           | (0.1632)    (0.3287)      (0.0835)    (0.1857)    (0.3526)      (0.0883)    (0.1841)    (0.3466)      (0.0917)    (0.1928)    (0.3253)      (0.0845)    (0.1781) 
 
       Innovations Covariance Matrix       
           |   INFL     DUNRATE  DFEDFUNDS 
-------------------------------------------
 INFL      |  0.3028   -0.0217     0.1579  
           | (0.0321)  (0.0124)   (0.0499) 
 DUNRATE   | -0.0217    0.0887    -0.1435  
           | (0.0124)  (0.0094)   (0.0283) 
 DFEDFUNDS |  0.1579   -0.1435     1.3872  
           | (0.0499)  (0.0283)   (0.1470) 

PosteriorMdl is a conjugatebvarm model object; the posterior is analytically tractable. By default, estimate uses the first four observations as a presample to initialize the model.

Generate Forecasts from Posterior Predictive Distribution

From the posterior predictive distribution, generate forecasts over a two-year horizon. Because sampling from the posterior predictive distribution requires the entire data set, specify the prior model in forecast instead of the posterior.

fh = 8;
FY = forecast(PriorMdl,fh,rmDataTable{:,seriesnames});

FY is an 8-by-3 matrix of forecasts.

Plot the end of the data set and the forecasts.

fp = rmDataTable.Time(end) + calquarters(1:fh);
figure
plotdata = [rmDataTable{end - 10:end,seriesnames}; FY];
plot([rmDataTable.Time(end - 10:end); fp'],plotdata)
hold on
plot([fp(1) fp(1)],ylim,'k-.')
legend(seriesnames)
title('Data and Forecasts')
hold off

Figure contains an axes. The axes with title Data and Forecasts contains 4 objects of type line. These objects represent INFL, DUNRATE, DFEDFUNDS.

Compute Impulse Responses

Plot impulse response functions by passing posterior estimations to armairf.

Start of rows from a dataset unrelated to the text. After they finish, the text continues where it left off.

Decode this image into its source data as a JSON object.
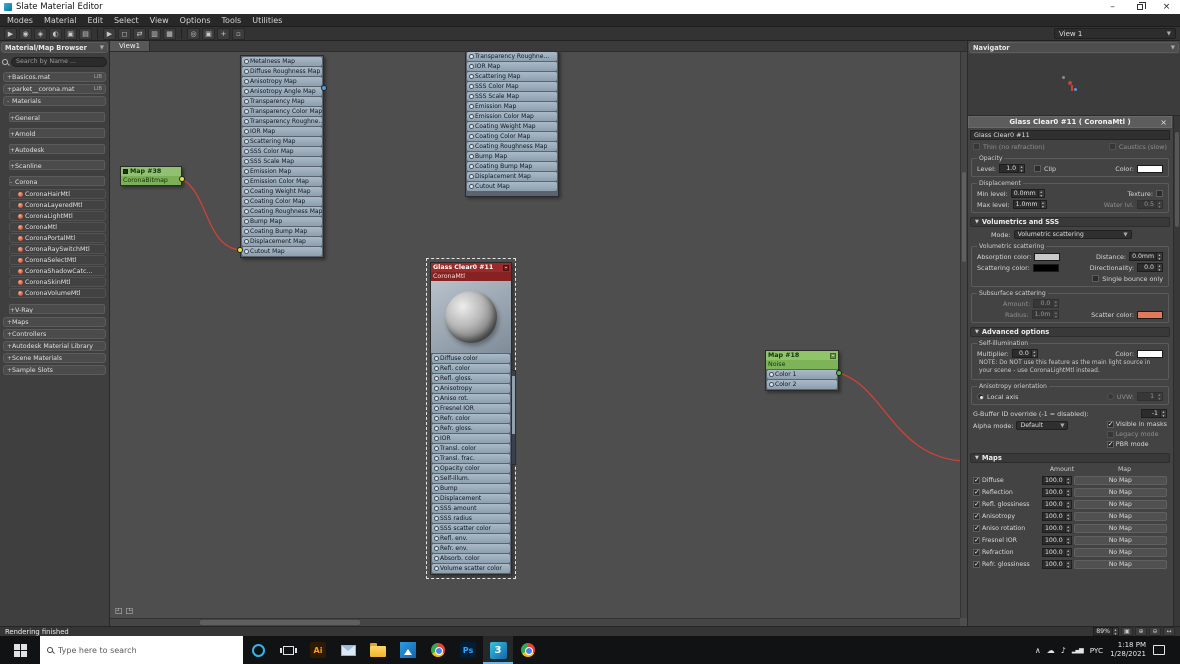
{
  "window": {
    "title": "Slate Material Editor"
  },
  "menu": {
    "items": [
      "Modes",
      "Material",
      "Edit",
      "Select",
      "View",
      "Options",
      "Tools",
      "Utilities"
    ]
  },
  "toolbar": {
    "view_selector": "View 1",
    "groupA": [
      {
        "name": "select-tool-icon",
        "glyph": "▶"
      },
      {
        "name": "pick-material-icon",
        "glyph": "◉"
      },
      {
        "name": "assign-material-icon",
        "glyph": "◈"
      },
      {
        "name": "show-shaded-material-icon",
        "glyph": "◐"
      },
      {
        "name": "show-end-result-icon",
        "glyph": "▣"
      },
      {
        "name": "layout-all-icon",
        "glyph": "▤"
      }
    ],
    "groupB": [
      {
        "name": "select-node-icon",
        "glyph": "▶"
      },
      {
        "name": "select-region-icon",
        "glyph": "◻"
      },
      {
        "name": "move-children-icon",
        "glyph": "⇄"
      },
      {
        "name": "hide-unused-nodeslots-icon",
        "glyph": "▥"
      },
      {
        "name": "show-grid-icon",
        "glyph": "▦"
      }
    ],
    "groupC": [
      {
        "name": "zoom-tool-icon",
        "glyph": "◎"
      },
      {
        "name": "zoom-region-icon",
        "glyph": "▣"
      },
      {
        "name": "pan-tool-icon",
        "glyph": "+"
      },
      {
        "name": "zoom-extents-icon",
        "glyph": "▫"
      }
    ]
  },
  "view_tab": "View1",
  "browser": {
    "title": "Material/Map Browser",
    "search_placeholder": "Search by Name ...",
    "items": [
      {
        "label": "Basicos.mat",
        "kind": "lib",
        "prefix": "+",
        "badge": "LIB"
      },
      {
        "label": "parket__corona.mat",
        "kind": "lib",
        "prefix": "+",
        "badge": "LIB"
      },
      {
        "label": "Materials",
        "kind": "root",
        "prefix": "-",
        "badge": ""
      },
      {
        "label": "General",
        "kind": "group",
        "prefix": "+",
        "badge": ""
      },
      {
        "label": "Arnold",
        "kind": "group",
        "prefix": "+",
        "badge": ""
      },
      {
        "label": "Autodesk",
        "kind": "group",
        "prefix": "+",
        "badge": ""
      },
      {
        "label": "Scanline",
        "kind": "group",
        "prefix": "+",
        "badge": ""
      },
      {
        "label": "Corona",
        "kind": "group",
        "prefix": "-",
        "badge": ""
      },
      {
        "label": "CoronaHairMtl",
        "kind": "mtl",
        "prefix": "",
        "badge": ""
      },
      {
        "label": "CoronaLayeredMtl",
        "kind": "mtl",
        "prefix": "",
        "badge": ""
      },
      {
        "label": "CoronaLightMtl",
        "kind": "mtl",
        "prefix": "",
        "badge": ""
      },
      {
        "label": "CoronaMtl",
        "kind": "mtl",
        "prefix": "",
        "badge": ""
      },
      {
        "label": "CoronaPortalMtl",
        "kind": "mtl",
        "prefix": "",
        "badge": ""
      },
      {
        "label": "CoronaRaySwitchMtl",
        "kind": "mtl",
        "prefix": "",
        "badge": ""
      },
      {
        "label": "CoronaSelectMtl",
        "kind": "mtl",
        "prefix": "",
        "badge": ""
      },
      {
        "label": "CoronaShadowCatc...",
        "kind": "mtl",
        "prefix": "",
        "badge": ""
      },
      {
        "label": "CoronaSkinMtl",
        "kind": "mtl",
        "prefix": "",
        "badge": ""
      },
      {
        "label": "CoronaVolumeMtl",
        "kind": "mtl",
        "prefix": "",
        "badge": ""
      },
      {
        "label": "V-Ray",
        "kind": "group",
        "prefix": "+",
        "badge": ""
      },
      {
        "label": "Maps",
        "kind": "root",
        "prefix": "+",
        "badge": ""
      },
      {
        "label": "Controllers",
        "kind": "root",
        "prefix": "+",
        "badge": ""
      },
      {
        "label": "Autodesk Material Library",
        "kind": "root",
        "prefix": "+",
        "badge": ""
      },
      {
        "label": "Scene Materials",
        "kind": "root",
        "prefix": "+",
        "badge": ""
      },
      {
        "label": "Sample Slots",
        "kind": "root",
        "prefix": "+",
        "badge": ""
      }
    ]
  },
  "nodes": {
    "stackA": {
      "slots": [
        "Metalness Map",
        "Diffuse Roughness Map",
        "Anisotropy Map",
        "Anisotropy Angle Map",
        "Transparency Map",
        "Transparency Color Map",
        "Transparency Roughne...",
        "IOR Map",
        "Scattering Map",
        "SSS Color Map",
        "SSS Scale Map",
        "Emission Map",
        "Emission Color Map",
        "Coating Weight Map",
        "Coating Color Map",
        "Coating Roughness Map",
        "Bump Map",
        "Coating Bump Map",
        "Displacement Map",
        "Cutout Map"
      ]
    },
    "stackB": {
      "slots": [
        "Transparency Roughne...",
        "IOR Map",
        "Scattering Map",
        "SSS Color Map",
        "SSS Scale Map",
        "Emission Map",
        "Emission Color Map",
        "Coating Weight Map",
        "Coating Color Map",
        "Coating Roughness Map",
        "Bump Map",
        "Coating Bump Map",
        "Displacement Map",
        "Cutout Map"
      ]
    },
    "bitmap": {
      "title": "Map #38",
      "subtitle": "CoronaBitmap"
    },
    "glass": {
      "title": "Glass Clear0 #11",
      "subtitle": "CoronaMtl",
      "slots": [
        "Diffuse color",
        "Refl. color",
        "Refl. gloss.",
        "Anisotropy",
        "Aniso rot.",
        "Fresnel IOR",
        "Refr. color",
        "Refr. gloss.",
        "IOR",
        "Transl. color",
        "Transl. frac.",
        "Opacity color",
        "Self-illum.",
        "Bump",
        "Displacement",
        "SSS amount",
        "SSS radius",
        "SSS scatter color",
        "Refl. env.",
        "Refr. env.",
        "Absorb. color",
        "Volume scatter color"
      ]
    },
    "noise": {
      "title": "Map #18",
      "subtitle": "Noise",
      "slots": [
        "Color 1",
        "Color 2"
      ]
    }
  },
  "nodeview_tools": [
    {
      "name": "pan-view-icon",
      "glyph": "◰"
    },
    {
      "name": "zoom-view-icon",
      "glyph": "◳"
    }
  ],
  "navigator": {
    "title": "Navigator"
  },
  "params": {
    "title": "Glass Clear0 #11  ( CoronaMtl )",
    "material_combo": "Glass Clear0 #11",
    "thin_label": "Thin (no refraction)",
    "caustics_label": "Caustics (slow)",
    "opacity": {
      "group": "Opacity",
      "level_label": "Level:",
      "level": "1.0",
      "clip_label": "Clip",
      "color_label": "Color:",
      "color": "#ffffff"
    },
    "displacement": {
      "group": "Displacement",
      "min_label": "Min level:",
      "min": "0.0mm",
      "texture_label": "Texture:",
      "max_label": "Max level:",
      "max": "1.0mm",
      "water_label": "Water lvl.",
      "water": "0.5"
    },
    "volumetrics": {
      "header": "Volumetrics and SSS",
      "mode_label": "Mode:",
      "mode": "Volumetric scattering",
      "vs_group": "Volumetric scattering",
      "absorption_label": "Absorption color:",
      "absorption_color": "#c8c8c8",
      "distance_label": "Distance:",
      "distance": "0.0mm",
      "scattering_label": "Scattering color:",
      "scattering_color": "#000000",
      "directionality_label": "Directionality:",
      "directionality": "0.0",
      "single_bounce_label": "Single bounce only",
      "sss_group": "Subsurface scattering",
      "amount_label": "Amount:",
      "amount": "0.0",
      "radius_label": "Radius:",
      "radius": "1.0m",
      "scatter_color_label": "Scatter color:",
      "scatter_color": "#e2795a"
    },
    "advanced": {
      "header": "Advanced options",
      "selfillum_group": "Self-illumination",
      "multiplier_label": "Multiplier:",
      "multiplier": "0.0",
      "color_label": "Color:",
      "selfillum_color": "#ffffff",
      "note": "NOTE: Do NOT use this feature as the main light source in your scene - use CoronaLightMtl instead.",
      "aniso_group": "Anisotropy orientation",
      "local_axis_label": "Local axis",
      "uvw_label": "UVW:",
      "uvw": "1",
      "gbuffer_label": "G-Buffer ID override (-1 = disabled):",
      "gbuffer": "-1",
      "alpha_label": "Alpha mode:",
      "alpha_mode": "Default",
      "visible_masks_label": "Visible in masks",
      "legacy_label": "Legacy mode",
      "pbr_label": "PBR mode"
    },
    "maps": {
      "header": "Maps",
      "amount_col": "Amount",
      "map_col": "Map",
      "rows": [
        {
          "name": "Diffuse",
          "amount": "100.0",
          "map": "No Map"
        },
        {
          "name": "Reflection",
          "amount": "100.0",
          "map": "No Map"
        },
        {
          "name": "Refl. glossiness",
          "amount": "100.0",
          "map": "No Map"
        },
        {
          "name": "Anisotropy",
          "amount": "100.0",
          "map": "No Map"
        },
        {
          "name": "Aniso rotation",
          "amount": "100.0",
          "map": "No Map"
        },
        {
          "name": "Fresnel IOR",
          "amount": "100.0",
          "map": "No Map"
        },
        {
          "name": "Refraction",
          "amount": "100.0",
          "map": "No Map"
        },
        {
          "name": "Refr. glossiness",
          "amount": "100.0",
          "map": "No Map"
        }
      ]
    }
  },
  "status": {
    "message": "Rendering finished",
    "zoom": "89%",
    "icons": [
      {
        "name": "zoom-extents-status-icon",
        "glyph": "▣"
      },
      {
        "name": "zoom-in-status-icon",
        "glyph": "⊕"
      },
      {
        "name": "zoom-out-status-icon",
        "glyph": "⊖"
      },
      {
        "name": "pan-status-icon",
        "glyph": "↔"
      }
    ]
  },
  "taskbar": {
    "search_placeholder": "Type here to search",
    "apps": [
      {
        "name": "cortana-icon",
        "kind": "cortana",
        "text": "",
        "active": ""
      },
      {
        "name": "task-view-icon",
        "kind": "taskview",
        "text": "",
        "active": ""
      },
      {
        "name": "illustrator-icon",
        "kind": "ai",
        "text": "Ai",
        "active": ""
      },
      {
        "name": "mail-icon",
        "kind": "mail",
        "text": "",
        "active": ""
      },
      {
        "name": "file-explorer-icon",
        "kind": "folder",
        "text": "",
        "active": ""
      },
      {
        "name": "photos-icon",
        "kind": "photos",
        "text": "",
        "active": ""
      },
      {
        "name": "chrome-icon",
        "kind": "chrome",
        "text": "",
        "active": ""
      },
      {
        "name": "photoshop-icon",
        "kind": "ps",
        "text": "Ps",
        "active": ""
      },
      {
        "name": "3dsmax-icon",
        "kind": "max",
        "text": "3",
        "active": "active"
      },
      {
        "name": "browser-2-icon",
        "kind": "chrome",
        "text": "",
        "active": ""
      }
    ],
    "tray": {
      "icons": [
        {
          "name": "tray-expand-icon",
          "glyph": "∧",
          "kind": ""
        },
        {
          "name": "onedrive-icon",
          "glyph": "☁",
          "kind": ""
        },
        {
          "name": "volume-icon",
          "glyph": "♪",
          "kind": ""
        },
        {
          "name": "network-icon",
          "glyph": "▂▄▆",
          "kind": "bars"
        }
      ],
      "lang": "PYC",
      "time": "1:18 PM",
      "date": "1/28/2021"
    }
  },
  "colors": {
    "wire": "#cf4137",
    "map_node_green": "#8fc468",
    "material_node_red": "#9b2b2b",
    "slot_blue": "#9fb0c0",
    "taskbar_accent": "#6cb7e8"
  }
}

armairf(PosteriorMdl.AR,[],'InnovCov',PosteriorMdl.Covariance)

Figure contains an axes. The axes with title Orthogonalized IRF of Variable 1 contains 3 objects of type line. These objects represent Shock to Variable 1, Shock to Variable 2, Shock to Variable 3.

Figure contains an axes. The axes with title Orthogonalized IRF of Variable 2 contains 3 objects of type line. These objects represent Shock to Variable 1, Shock to Variable 2, Shock to Variable 3.

Figure contains an axes. The axes with title Orthogonalized IRF of Variable 3 contains 3 objects of type line. These objects represent Shock to Variable 1, Shock to Variable 2, Shock to Variable 3.

More About

expand all

Algorithms

  • If you pass a diffusebvarm object and data to estimate, MATLAB® returns a conjugatebvarm object representing the posterior distribution.

Introduced in R2020a